» How to complete this task: Pull each line containing "JSON" out of the data and copy it.

### Entries supplied ###

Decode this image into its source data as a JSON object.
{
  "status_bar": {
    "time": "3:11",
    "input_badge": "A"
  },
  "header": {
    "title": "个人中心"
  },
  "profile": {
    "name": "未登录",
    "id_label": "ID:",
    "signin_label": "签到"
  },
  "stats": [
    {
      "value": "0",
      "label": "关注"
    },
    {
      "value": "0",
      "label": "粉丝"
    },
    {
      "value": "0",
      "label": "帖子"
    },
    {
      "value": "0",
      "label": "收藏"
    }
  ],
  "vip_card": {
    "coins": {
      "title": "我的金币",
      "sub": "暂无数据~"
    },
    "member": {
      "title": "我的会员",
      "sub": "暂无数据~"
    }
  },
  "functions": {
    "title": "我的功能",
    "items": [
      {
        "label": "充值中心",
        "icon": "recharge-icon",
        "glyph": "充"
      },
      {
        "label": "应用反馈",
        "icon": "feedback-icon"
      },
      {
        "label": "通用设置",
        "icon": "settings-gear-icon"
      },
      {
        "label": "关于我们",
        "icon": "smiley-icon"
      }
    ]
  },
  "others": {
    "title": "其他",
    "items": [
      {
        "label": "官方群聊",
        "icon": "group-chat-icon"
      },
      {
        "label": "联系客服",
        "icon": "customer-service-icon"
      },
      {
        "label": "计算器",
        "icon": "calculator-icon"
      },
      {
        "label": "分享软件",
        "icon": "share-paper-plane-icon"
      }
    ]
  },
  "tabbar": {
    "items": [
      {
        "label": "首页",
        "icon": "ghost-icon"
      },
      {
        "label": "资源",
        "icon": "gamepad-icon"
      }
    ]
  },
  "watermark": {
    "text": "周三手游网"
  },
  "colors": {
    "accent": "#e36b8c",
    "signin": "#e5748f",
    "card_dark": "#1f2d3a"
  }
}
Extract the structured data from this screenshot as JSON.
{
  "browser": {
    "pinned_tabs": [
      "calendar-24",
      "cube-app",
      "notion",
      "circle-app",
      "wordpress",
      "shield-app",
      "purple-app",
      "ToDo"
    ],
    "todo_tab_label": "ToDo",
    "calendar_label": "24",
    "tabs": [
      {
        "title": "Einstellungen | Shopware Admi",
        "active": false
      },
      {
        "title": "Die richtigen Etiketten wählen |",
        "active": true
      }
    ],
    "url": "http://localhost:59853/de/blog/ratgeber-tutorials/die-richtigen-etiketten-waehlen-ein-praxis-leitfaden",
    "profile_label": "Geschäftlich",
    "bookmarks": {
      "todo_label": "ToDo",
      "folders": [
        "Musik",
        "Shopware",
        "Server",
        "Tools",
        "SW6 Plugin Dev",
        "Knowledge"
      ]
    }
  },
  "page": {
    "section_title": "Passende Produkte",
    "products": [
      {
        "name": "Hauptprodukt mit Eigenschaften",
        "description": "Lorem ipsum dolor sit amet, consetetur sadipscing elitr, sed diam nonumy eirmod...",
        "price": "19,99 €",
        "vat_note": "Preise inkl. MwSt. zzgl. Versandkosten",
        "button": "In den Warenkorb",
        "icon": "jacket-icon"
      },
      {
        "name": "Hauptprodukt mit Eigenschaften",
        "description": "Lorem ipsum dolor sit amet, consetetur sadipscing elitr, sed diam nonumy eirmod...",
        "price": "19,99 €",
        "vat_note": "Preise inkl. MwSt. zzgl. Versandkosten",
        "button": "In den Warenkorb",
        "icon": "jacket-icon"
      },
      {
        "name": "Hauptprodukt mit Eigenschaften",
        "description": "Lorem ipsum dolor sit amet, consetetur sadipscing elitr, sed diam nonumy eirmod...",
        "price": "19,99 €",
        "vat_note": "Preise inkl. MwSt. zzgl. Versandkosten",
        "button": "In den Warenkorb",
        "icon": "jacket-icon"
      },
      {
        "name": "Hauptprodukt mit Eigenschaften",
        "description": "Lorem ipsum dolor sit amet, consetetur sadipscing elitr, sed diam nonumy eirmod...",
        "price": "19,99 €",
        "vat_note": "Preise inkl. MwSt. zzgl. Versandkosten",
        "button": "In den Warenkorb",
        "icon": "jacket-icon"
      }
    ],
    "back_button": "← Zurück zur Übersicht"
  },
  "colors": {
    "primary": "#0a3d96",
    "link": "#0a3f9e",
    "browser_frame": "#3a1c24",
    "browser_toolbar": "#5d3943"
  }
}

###

» Problem solution:
Decode this image into its source data as a JSON object.
Extract the structured data from this screenshot as JSON.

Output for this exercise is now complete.